How meningitis bacteria 'slip under the radar' | University of Oxford

How meningitis bacteria 'slip under the radar'

Scientists have discovered a natural temperature sensor in a type of bacteria that causes meningitis and blood poisoning. The sensor allows the bacteria to evade the body’s immune response, leading to life-threatening infections.

Professor Christoph Tang, who led the research at the Sir William Dunn School of Pathology, University of Oxford, said: 'These infections are extremely dangerous to vulnerable groups, particularly young children, and can cause blindness, brain damage and limb loss. We hope that this research will help us understand how the bacteria cause disease, and might one day help us prevent serious infection.'

Professor Tang's team found that increasing temperature causes the bacteria to make more of a protective layer, or capsule, that surrounds the bacterium like an 'invisibility cloak' and helps it evade detection by the immune system.

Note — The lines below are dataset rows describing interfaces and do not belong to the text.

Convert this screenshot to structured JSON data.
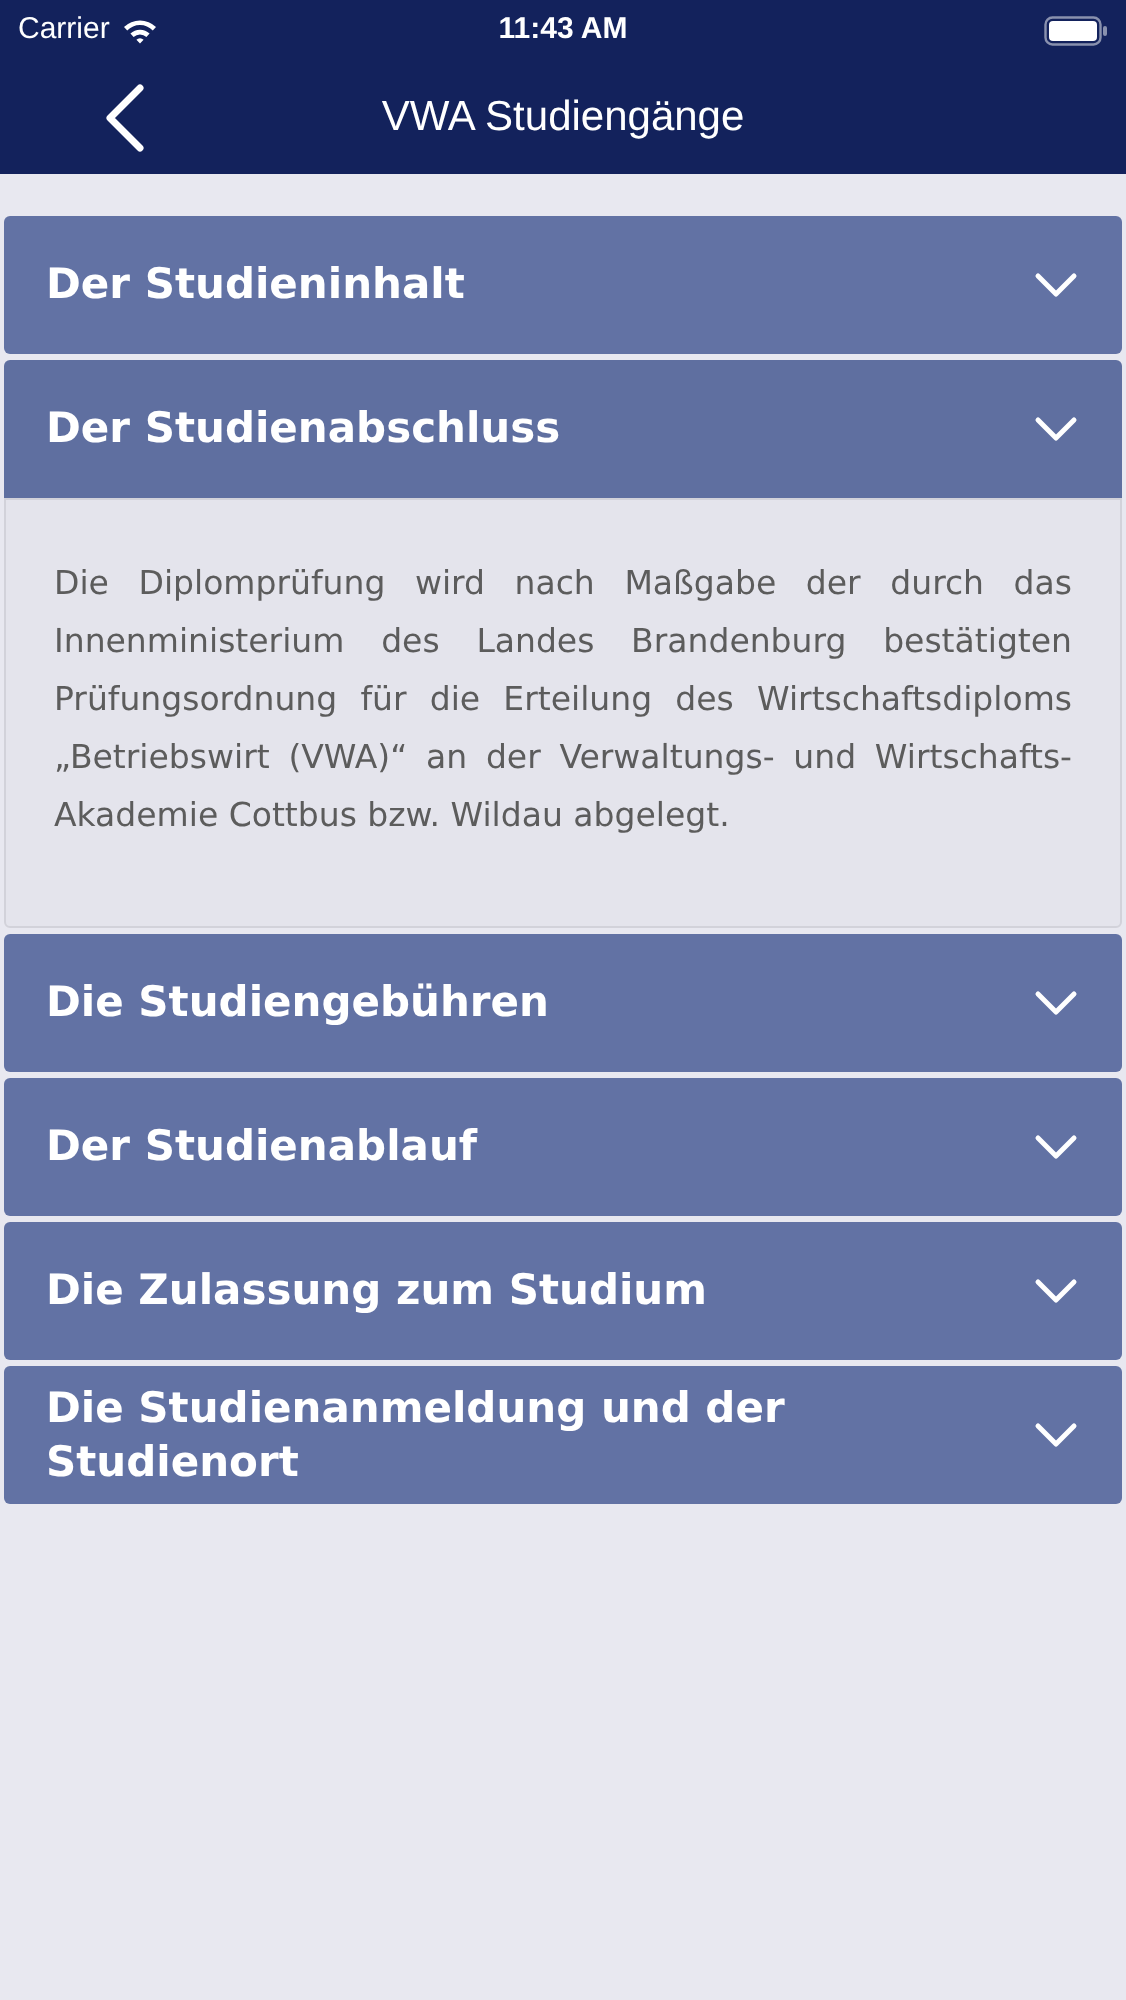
{
  "status_bar": {
    "carrier": "Carrier",
    "time": "11:43 AM"
  },
  "nav": {
    "title": "VWA Studiengänge"
  },
  "sections": [
    {
      "title": "Der Studieninhalt",
      "expanded": false
    },
    {
      "title": "Der Studienabschluss",
      "expanded": true,
      "body": "Die Diplomprüfung wird nach Maßgabe der durch das Innenministerium des Landes Brandenburg bestätigten Prüfungsordnung für die Erteilung des Wirtschaftsdiploms „Betriebswirt (VWA)“ an der Verwaltungs- und Wirtschafts-Akademie Cottbus bzw. Wildau abgelegt."
    },
    {
      "title": "Die Studiengebühren",
      "expanded": false
    },
    {
      "title": "Der Studienablauf",
      "expanded": false
    },
    {
      "title": "Die Zulassung zum Studium",
      "expanded": false
    },
    {
      "title": "Die Studienanmeldung und der Studienort",
      "expanded": false
    }
  ]
}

Their research suggests that people may be more susceptible to infection by the bacteria when they have a high temperature, and could explain why outbreaks of flu (which causes fever) are often followed by an increase in cases of sepsis and meningitis.

The findings also shed light on how these bacteria evolved into dangerous killers and might help scientists develop new vaccines against the bacteria in future.

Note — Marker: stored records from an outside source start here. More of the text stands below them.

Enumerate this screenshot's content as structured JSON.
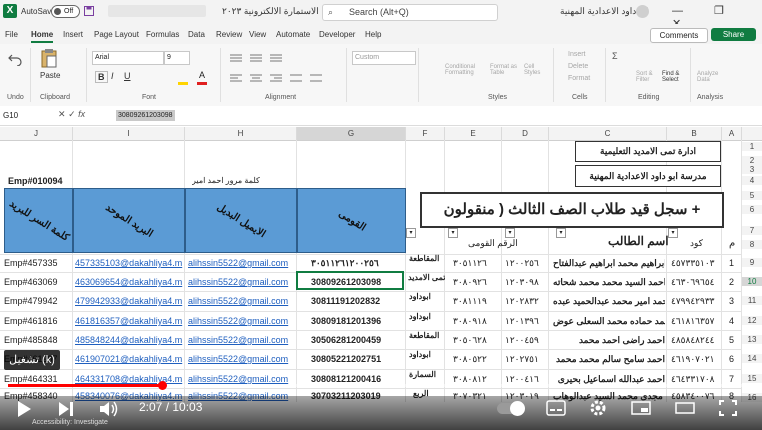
{
  "titlebar": {
    "logo": "X",
    "autosave_label": "AutoSave",
    "autosave_state": "Off",
    "file_title": "الاستمارة الالكترونية ٢٠٢٣",
    "search_placeholder": "Search (Alt+Q)",
    "user_name": "ابو داود الاعدادية المهنية",
    "window_controls": "—  ❐  ✕"
  },
  "menu": {
    "file": "File",
    "home": "Home",
    "insert": "Insert",
    "page_layout": "Page Layout",
    "formulas": "Formulas",
    "data": "Data",
    "review": "Review",
    "view": "View",
    "automate": "Automate",
    "developer": "Developer",
    "help": "Help",
    "comments": "Comments",
    "share": "Share"
  },
  "ribbon": {
    "undo": "Undo",
    "clipboard": "Clipboard",
    "paste": "Paste",
    "font_group": "Font",
    "alignment": "Alignment",
    "styles": "Styles",
    "cells": "Cells",
    "editing": "Editing",
    "analysis": "Analysis",
    "font_name": "Arial",
    "font_size": "9",
    "number_format": "Custom",
    "conditional_formatting": "Conditional Formatting",
    "format_as_table": "Format as Table",
    "cell_styles": "Cell Styles",
    "insert": "Insert",
    "delete": "Delete",
    "format": "Format",
    "sort_filter": "Sort & Filter",
    "find_select": "Find & Select",
    "analyze_data": "Analyze Data",
    "bold": "B",
    "italic": "I",
    "underline": "U"
  },
  "formula_bar": {
    "name_box": "G10",
    "fx": "fx",
    "content": "30809261203098"
  },
  "columns": [
    "J",
    "I",
    "H",
    "G",
    "F",
    "E",
    "D",
    "C",
    "B",
    "A"
  ],
  "rows": [
    "1",
    "2",
    "3",
    "4",
    "5",
    "6",
    "7",
    "8",
    "9",
    "10",
    "11",
    "12",
    "13",
    "14",
    "15",
    "16"
  ],
  "sheet": {
    "emp_id": "Emp#010094",
    "password_label": "كلمة مرور احمد امير",
    "admin_box": "ادارة تمى الامديد التعليمية",
    "school_box": "مدرسة ابو داود الاعدادية المهنية",
    "register_title": "سجل قيد طلاب الصف الثالث ( منقولون +",
    "hdr_j": "كلمة السر للبريد",
    "hdr_i": "البريد الموحد",
    "hdr_h": "الايميل البديل",
    "hdr_g": "القومى",
    "col_e_header": "الرقم القومى",
    "col_c_header": "اسم الطالب",
    "col_b_header": "كود",
    "col_a_header": "م",
    "records": [
      {
        "emp": "Emp#457335",
        "unified": "457335103@dakahliya4.m",
        "alt": "alihssin5522@gmail.com",
        "national": "٣٠٥١١٢٦١٢٠٠٢٥٦",
        "region": "المقاطعة",
        "e": "٣٠٥١١٢٦",
        "d": "١٢٠٠٢٥٦",
        "name": "ابراهيم محمد ابراهيم عبدالفتاح",
        "code": "٤٥٧٣٣٥١٠٣",
        "idx": "1"
      },
      {
        "emp": "Emp#463069",
        "unified": "463069654@dakahliya4.m",
        "alt": "alihssin5522@gmail.com",
        "national": "30809261203098",
        "region": "تمى الامديد",
        "e": "٣٠٨٠٩٢٦",
        "d": "١٢٠٣٠٩٨",
        "name": "احمد السيد محمد محمد شحاته",
        "code": "٤٦٣٠٦٩٦٥٤",
        "idx": "2"
      },
      {
        "emp": "Emp#479942",
        "unified": "479942933@dakahliya4.m",
        "alt": "alihssin5522@gmail.com",
        "national": "30811191202832",
        "region": "ابوداود",
        "e": "٣٠٨١١١٩",
        "d": "١٢٠٢٨٣٢",
        "name": "احمد امير محمد عبدالحميد عبده",
        "code": "٤٧٩٩٤٢٩٣٣",
        "idx": "3"
      },
      {
        "emp": "Emp#461816",
        "unified": "461816357@dakahliya4.m",
        "alt": "alihssin5522@gmail.com",
        "national": "30809181201396",
        "region": "ابوداود",
        "e": "٣٠٨٠٩١٨",
        "d": "١٢٠١٣٩٦",
        "name": "احمد حماده محمد السعلى عوض",
        "code": "٤٦١٨١٦٣٥٧",
        "idx": "4"
      },
      {
        "emp": "Emp#485848",
        "unified": "485848244@dakahliya4.m",
        "alt": "alihssin5522@gmail.com",
        "national": "30506281200459",
        "region": "المقاطعة",
        "e": "٣٠٥٠٦٢٨",
        "d": "١٢٠٠٤٥٩",
        "name": "احمد راضى احمد محمد",
        "code": "٤٨٥٨٤٨٢٤٤",
        "idx": "5"
      },
      {
        "emp": "Emp#461907",
        "unified": "461907021@dakahliya4.m",
        "alt": "alihssin5522@gmail.com",
        "national": "30805221202751",
        "region": "ابوداود",
        "e": "٣٠٨٠٥٢٢",
        "d": "١٢٠٢٧٥١",
        "name": "احمد سامح سالم محمد محمد",
        "code": "٤٦١٩٠٧٠٢١",
        "idx": "6"
      },
      {
        "emp": "Emp#464331",
        "unified": "464331708@dakahliya4.m",
        "alt": "alihssin5522@gmail.com",
        "national": "30808121200416",
        "region": "السمارة",
        "e": "٣٠٨٠٨١٢",
        "d": "١٢٠٠٤١٦",
        "name": "احمد عبدالله اسماعيل بحيرى",
        "code": "٤٦٤٣٣١٧٠٨",
        "idx": "7"
      },
      {
        "emp": "Emp#458340",
        "unified": "458340076@dakahliya4.m",
        "alt": "alihssin5522@gmail.com",
        "national": "30703211203019",
        "region": "الربع",
        "e": "٣٠٧٠٣٢١",
        "d": "١٢٠٣٠١٩",
        "name": "احمد مجدى محمد السيد عبدالوهاب",
        "code": "٤٥٨٣٤٠٠٧٦",
        "idx": "8"
      }
    ]
  },
  "video": {
    "subtitle_button": "تشغيل (k)",
    "time": "2:07 / 10:03",
    "progress": 0.21,
    "status_text": "Accessibility: Investigate"
  }
}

The study was funded by the Medical Research Council and the Wellcome Trust, and is published in the journal Nature.

Meningococcus bacteria are found naturally in up to a third of the population. In most cases they are completely harmless, but in certain circumstances they can invade the bloodstream and brain, causing serious 'meningococcal' illness. One of these illnesses, sepsis (more commonly known as blood poisoning), is extremely serious and is fatal in around one in 10 cases. Meningococcal illness is also the leading infectious cause of death in early childhood.

Understanding bacterial defence mechanisms has been important in developing existing vaccines, so researchers at the University of Oxford and Imperial College London wanted to investigate these mechanisms further.

They studied the bacteria in the laboratory to see how they behave at different temperatures, and they found that capsule production is controlled by tiny temperature sensors in the bacteria's genetic code.

A rising temperature acts as a 'danger signal' for the bacteria, causing them to produce more protective capsule and other molecules essential for resistance against an immune response.

This suggests that the bacteria can evolve over time to survive more hostile attacks from the body. Those that do survive will be conditioned to respond to the body's heat, making them more virulent and allowing them to move to warmer areas below the surface of the throat, where they can cause infection.

Professor Doreen Cantrell, Chair of the MRC Infections and Immunity Board, which funded the study, said: 'Understanding how bacteria work and interact with the immune system is critical for developing new treatment strategies for infectious diseases. This research gives us some fascinating new insights into how the bacteria that cause meningitis evolved into such a dangerous killer and could help inform future strategies to prevent this disease.'